══ MATERIAL FOR THE TASK

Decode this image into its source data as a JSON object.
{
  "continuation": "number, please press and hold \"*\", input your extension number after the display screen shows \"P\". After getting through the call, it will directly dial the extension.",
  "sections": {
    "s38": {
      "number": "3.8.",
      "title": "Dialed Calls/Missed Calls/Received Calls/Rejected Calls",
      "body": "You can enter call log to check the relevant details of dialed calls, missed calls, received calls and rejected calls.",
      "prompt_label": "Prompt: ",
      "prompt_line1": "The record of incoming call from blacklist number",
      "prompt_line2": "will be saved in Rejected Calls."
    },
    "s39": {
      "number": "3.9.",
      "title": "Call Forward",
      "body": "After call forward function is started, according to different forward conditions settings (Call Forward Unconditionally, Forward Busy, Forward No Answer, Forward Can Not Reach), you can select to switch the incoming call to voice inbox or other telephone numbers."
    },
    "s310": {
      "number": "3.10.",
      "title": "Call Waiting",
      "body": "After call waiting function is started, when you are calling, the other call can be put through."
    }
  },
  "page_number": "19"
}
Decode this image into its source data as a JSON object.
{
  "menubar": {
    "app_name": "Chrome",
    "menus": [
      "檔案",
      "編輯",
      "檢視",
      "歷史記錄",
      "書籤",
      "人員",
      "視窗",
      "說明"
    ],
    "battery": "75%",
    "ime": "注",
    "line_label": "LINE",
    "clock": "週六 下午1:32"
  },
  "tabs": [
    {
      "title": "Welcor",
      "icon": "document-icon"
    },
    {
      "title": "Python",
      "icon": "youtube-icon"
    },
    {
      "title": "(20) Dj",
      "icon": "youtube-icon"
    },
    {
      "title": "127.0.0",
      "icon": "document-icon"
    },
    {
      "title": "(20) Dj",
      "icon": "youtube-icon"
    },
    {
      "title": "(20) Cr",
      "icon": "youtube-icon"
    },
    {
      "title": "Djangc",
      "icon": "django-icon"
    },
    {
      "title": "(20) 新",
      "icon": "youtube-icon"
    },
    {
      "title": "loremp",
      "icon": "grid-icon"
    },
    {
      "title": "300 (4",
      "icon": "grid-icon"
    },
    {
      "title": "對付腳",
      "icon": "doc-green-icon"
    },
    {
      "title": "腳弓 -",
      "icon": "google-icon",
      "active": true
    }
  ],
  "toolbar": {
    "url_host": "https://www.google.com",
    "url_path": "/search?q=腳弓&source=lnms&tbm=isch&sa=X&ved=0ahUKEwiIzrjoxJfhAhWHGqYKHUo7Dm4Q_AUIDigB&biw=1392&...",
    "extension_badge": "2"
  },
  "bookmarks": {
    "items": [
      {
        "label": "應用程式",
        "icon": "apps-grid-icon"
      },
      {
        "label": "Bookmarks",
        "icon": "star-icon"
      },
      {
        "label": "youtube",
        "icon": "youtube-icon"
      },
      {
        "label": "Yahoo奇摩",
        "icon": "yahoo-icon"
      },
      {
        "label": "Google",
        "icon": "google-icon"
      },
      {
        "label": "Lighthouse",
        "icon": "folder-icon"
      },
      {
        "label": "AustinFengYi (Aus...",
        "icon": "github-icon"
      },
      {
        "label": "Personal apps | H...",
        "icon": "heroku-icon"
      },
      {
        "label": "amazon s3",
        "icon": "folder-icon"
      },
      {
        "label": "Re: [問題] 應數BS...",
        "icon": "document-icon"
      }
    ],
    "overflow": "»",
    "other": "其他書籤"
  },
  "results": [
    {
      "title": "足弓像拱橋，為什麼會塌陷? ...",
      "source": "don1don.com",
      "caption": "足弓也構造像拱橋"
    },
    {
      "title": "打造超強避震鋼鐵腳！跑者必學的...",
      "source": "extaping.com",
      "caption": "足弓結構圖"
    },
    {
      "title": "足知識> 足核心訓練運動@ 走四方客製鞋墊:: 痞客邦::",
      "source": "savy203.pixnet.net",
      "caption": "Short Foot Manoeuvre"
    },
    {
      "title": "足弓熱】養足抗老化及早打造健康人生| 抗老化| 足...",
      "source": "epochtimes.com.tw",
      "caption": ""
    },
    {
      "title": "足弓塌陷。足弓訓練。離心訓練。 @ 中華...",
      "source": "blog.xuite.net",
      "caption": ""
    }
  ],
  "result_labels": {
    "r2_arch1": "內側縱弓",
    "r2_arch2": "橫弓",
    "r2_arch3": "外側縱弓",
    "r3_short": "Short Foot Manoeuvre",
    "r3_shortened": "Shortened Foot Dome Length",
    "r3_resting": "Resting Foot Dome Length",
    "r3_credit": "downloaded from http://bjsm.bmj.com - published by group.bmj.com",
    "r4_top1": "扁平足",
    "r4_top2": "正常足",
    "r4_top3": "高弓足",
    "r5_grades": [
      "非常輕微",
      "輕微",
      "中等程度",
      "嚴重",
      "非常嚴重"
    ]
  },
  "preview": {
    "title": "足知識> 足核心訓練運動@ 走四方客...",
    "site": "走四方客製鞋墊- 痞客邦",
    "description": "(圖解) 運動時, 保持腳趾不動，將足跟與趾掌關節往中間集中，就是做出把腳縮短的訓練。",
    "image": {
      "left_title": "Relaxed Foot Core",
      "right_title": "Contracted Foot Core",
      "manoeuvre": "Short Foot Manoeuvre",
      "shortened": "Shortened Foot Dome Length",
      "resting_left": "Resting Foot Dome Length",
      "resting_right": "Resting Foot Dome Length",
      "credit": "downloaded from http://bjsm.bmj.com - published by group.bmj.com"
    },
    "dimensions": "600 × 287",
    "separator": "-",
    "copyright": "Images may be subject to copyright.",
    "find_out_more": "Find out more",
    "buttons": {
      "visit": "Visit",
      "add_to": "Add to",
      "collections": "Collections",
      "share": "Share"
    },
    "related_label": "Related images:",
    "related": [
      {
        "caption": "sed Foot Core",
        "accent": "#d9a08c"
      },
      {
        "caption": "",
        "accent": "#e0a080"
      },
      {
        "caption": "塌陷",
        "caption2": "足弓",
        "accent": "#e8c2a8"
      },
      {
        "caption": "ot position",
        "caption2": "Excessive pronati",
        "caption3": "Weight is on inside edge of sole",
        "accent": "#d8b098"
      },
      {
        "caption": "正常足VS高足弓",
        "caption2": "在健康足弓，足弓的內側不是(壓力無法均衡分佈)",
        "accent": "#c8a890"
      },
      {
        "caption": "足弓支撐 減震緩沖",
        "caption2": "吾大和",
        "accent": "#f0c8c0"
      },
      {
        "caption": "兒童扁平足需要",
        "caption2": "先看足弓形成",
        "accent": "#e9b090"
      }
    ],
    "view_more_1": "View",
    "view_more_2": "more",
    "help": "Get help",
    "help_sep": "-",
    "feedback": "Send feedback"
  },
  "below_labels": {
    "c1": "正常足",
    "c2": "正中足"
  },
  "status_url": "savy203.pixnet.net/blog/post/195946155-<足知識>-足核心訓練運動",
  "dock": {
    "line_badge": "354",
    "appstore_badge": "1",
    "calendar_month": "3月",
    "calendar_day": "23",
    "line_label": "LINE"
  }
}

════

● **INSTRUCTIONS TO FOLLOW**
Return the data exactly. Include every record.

● **OUTPUT OF THE EXERCISE**
Decode this image into its source data as a JSON object.
{
  "continuation": "number, please press and hold \"*\", input your extension number after the display screen shows \"P\". After getting through the call, it will directly dial the extension.",
  "sections": {
    "s38": {
      "number": "3.8.",
      "title": "Dialed Calls/Missed Calls/Received Calls/Rejected Calls",
      "body": "You can enter call log to check the relevant details of dialed calls, missed calls, received calls and rejected calls.",
      "prompt_label": "Prompt: ",
      "prompt_line1": "The record of incoming call from blacklist number",
      "prompt_line2": "will be saved in Rejected Calls."
    },
    "s39": {
      "number": "3.9.",
      "title": "Call Forward",
      "body": "After call forward function is started, according to different forward conditions settings (Call Forward Unconditionally, Forward Busy, Forward No Answer, Forward Can Not Reach), you can select to switch the incoming call to voice inbox or other telephone numbers."
    },
    "s310": {
      "number": "3.10.",
      "title": "Call Waiting",
      "body": "After call waiting function is started, when you are calling, the other call can be put through."
    }
  },
  "page_number": "19"
}
Decode this image into its source data as a JSON object.
{
  "menubar": {
    "app_name": "Chrome",
    "menus": [
      "檔案",
      "編輯",
      "檢視",
      "歷史記錄",
      "書籤",
      "人員",
      "視窗",
      "說明"
    ],
    "battery": "75%",
    "ime": "注",
    "line_label": "LINE",
    "clock": "週六 下午1:32"
  },
  "tabs": [
    {
      "title": "Welcor",
      "icon": "document-icon"
    },
    {
      "title": "Python",
      "icon": "youtube-icon"
    },
    {
      "title": "(20) Dj",
      "icon": "youtube-icon"
    },
    {
      "title": "127.0.0",
      "icon": "document-icon"
    },
    {
      "title": "(20) Dj",
      "icon": "youtube-icon"
    },
    {
      "title": "(20) Cr",
      "icon": "youtube-icon"
    },
    {
      "title": "Djangc",
      "icon": "django-icon"
    },
    {
      "title": "(20) 新",
      "icon": "youtube-icon"
    },
    {
      "title": "loremp",
      "icon": "grid-icon"
    },
    {
      "title": "300 (4",
      "icon": "grid-icon"
    },
    {
      "title": "對付腳",
      "icon": "doc-green-icon"
    },
    {
      "title": "腳弓 -",
      "icon": "google-icon",
      "active": true
    }
  ],
  "toolbar": {
    "url_host": "https://www.google.com",
    "url_path": "/search?q=腳弓&source=lnms&tbm=isch&sa=X&ved=0ahUKEwiIzrjoxJfhAhWHGqYKHUo7Dm4Q_AUIDigB&biw=1392&...",
    "extension_badge": "2"
  },
  "bookmarks": {
    "items": [
      {
        "label": "應用程式",
        "icon": "apps-grid-icon"
      },
      {
        "label": "Bookmarks",
        "icon": "star-icon"
      },
      {
        "label": "youtube",
        "icon": "youtube-icon"
      },
      {
        "label": "Yahoo奇摩",
        "icon": "yahoo-icon"
      },
      {
        "label": "Google",
        "icon": "google-icon"
      },
      {
        "label": "Lighthouse",
        "icon": "folder-icon"
      },
      {
        "label": "AustinFengYi (Aus...",
        "icon": "github-icon"
      },
      {
        "label": "Personal apps | H...",
        "icon": "heroku-icon"
      },
      {
        "label": "amazon s3",
        "icon": "folder-icon"
      },
      {
        "label": "Re: [問題] 應數BS...",
        "icon": "document-icon"
      }
    ],
    "overflow": "»",
    "other": "其他書籤"
  },
  "results": [
    {
      "title": "足弓像拱橋，為什麼會塌陷? ...",
      "source": "don1don.com",
      "caption": "足弓也構造像拱橋"
    },
    {
      "title": "打造超強避震鋼鐵腳！跑者必學的...",
      "source": "extaping.com",
      "caption": "足弓結構圖"
    },
    {
      "title": "足知識> 足核心訓練運動@ 走四方客製鞋墊:: 痞客邦::",
      "source": "savy203.pixnet.net",
      "caption": "Short Foot Manoeuvre"
    },
    {
      "title": "足弓熱】養足抗老化及早打造健康人生| 抗老化| 足...",
      "source": "epochtimes.com.tw",
      "caption": ""
    },
    {
      "title": "足弓塌陷。足弓訓練。離心訓練。 @ 中華...",
      "source": "blog.xuite.net",
      "caption": ""
    }
  ],
  "result_labels": {
    "r2_arch1": "內側縱弓",
    "r2_arch2": "橫弓",
    "r2_arch3": "外側縱弓",
    "r3_short": "Short Foot Manoeuvre",
    "r3_shortened": "Shortened Foot Dome Length",
    "r3_resting": "Resting Foot Dome Length",
    "r3_credit": "downloaded from http://bjsm.bmj.com - published by group.bmj.com",
    "r4_top1": "扁平足",
    "r4_top2": "正常足",
    "r4_top3": "高弓足",
    "r5_grades": [
      "非常輕微",
      "輕微",
      "中等程度",
      "嚴重",
      "非常嚴重"
    ]
  },
  "preview": {
    "title": "足知識> 足核心訓練運動@ 走四方客...",
    "site": "走四方客製鞋墊- 痞客邦",
    "description": "(圖解) 運動時, 保持腳趾不動，將足跟與趾掌關節往中間集中，就是做出把腳縮短的訓練。",
    "image": {
      "left_title": "Relaxed Foot Core",
      "right_title": "Contracted Foot Core",
      "manoeuvre": "Short Foot Manoeuvre",
      "shortened": "Shortened Foot Dome Length",
      "resting_left": "Resting Foot Dome Length",
      "resting_right": "Resting Foot Dome Length",
      "credit": "downloaded from http://bjsm.bmj.com - published by group.bmj.com"
    },
    "dimensions": "600 × 287",
    "separator": "-",
    "copyright": "Images may be subject to copyright.",
    "find_out_more": "Find out more",
    "buttons": {
      "visit": "Visit",
      "add_to": "Add to",
      "collections": "Collections",
      "share": "Share"
    },
    "related_label": "Related images:",
    "related": [
      {
        "caption": "sed Foot Core",
        "accent": "#d9a08c"
      },
      {
        "caption": "",
        "accent": "#e0a080"
      },
      {
        "caption": "塌陷",
        "caption2": "足弓",
        "accent": "#e8c2a8"
      },
      {
        "caption": "ot position",
        "caption2": "Excessive pronati",
        "caption3": "Weight is on inside edge of sole",
        "accent": "#d8b098"
      },
      {
        "caption": "正常足VS高足弓",
        "caption2": "在健康足弓，足弓的內側不是(壓力無法均衡分佈)",
        "accent": "#c8a890"
      },
      {
        "caption": "足弓支撐 減震緩沖",
        "caption2": "吾大和",
        "accent": "#f0c8c0"
      },
      {
        "caption": "兒童扁平足需要",
        "caption2": "先看足弓形成",
        "accent": "#e9b090"
      }
    ],
    "view_more_1": "View",
    "view_more_2": "more",
    "help": "Get help",
    "help_sep": "-",
    "feedback": "Send feedback"
  },
  "below_labels": {
    "c1": "正常足",
    "c2": "正中足"
  },
  "status_url": "savy203.pixnet.net/blog/post/195946155-<足知識>-足核心訓練運動",
  "dock": {
    "line_badge": "354",
    "appstore_badge": "1",
    "calendar_month": "3月",
    "calendar_day": "23",
    "line_label": "LINE"
  }
}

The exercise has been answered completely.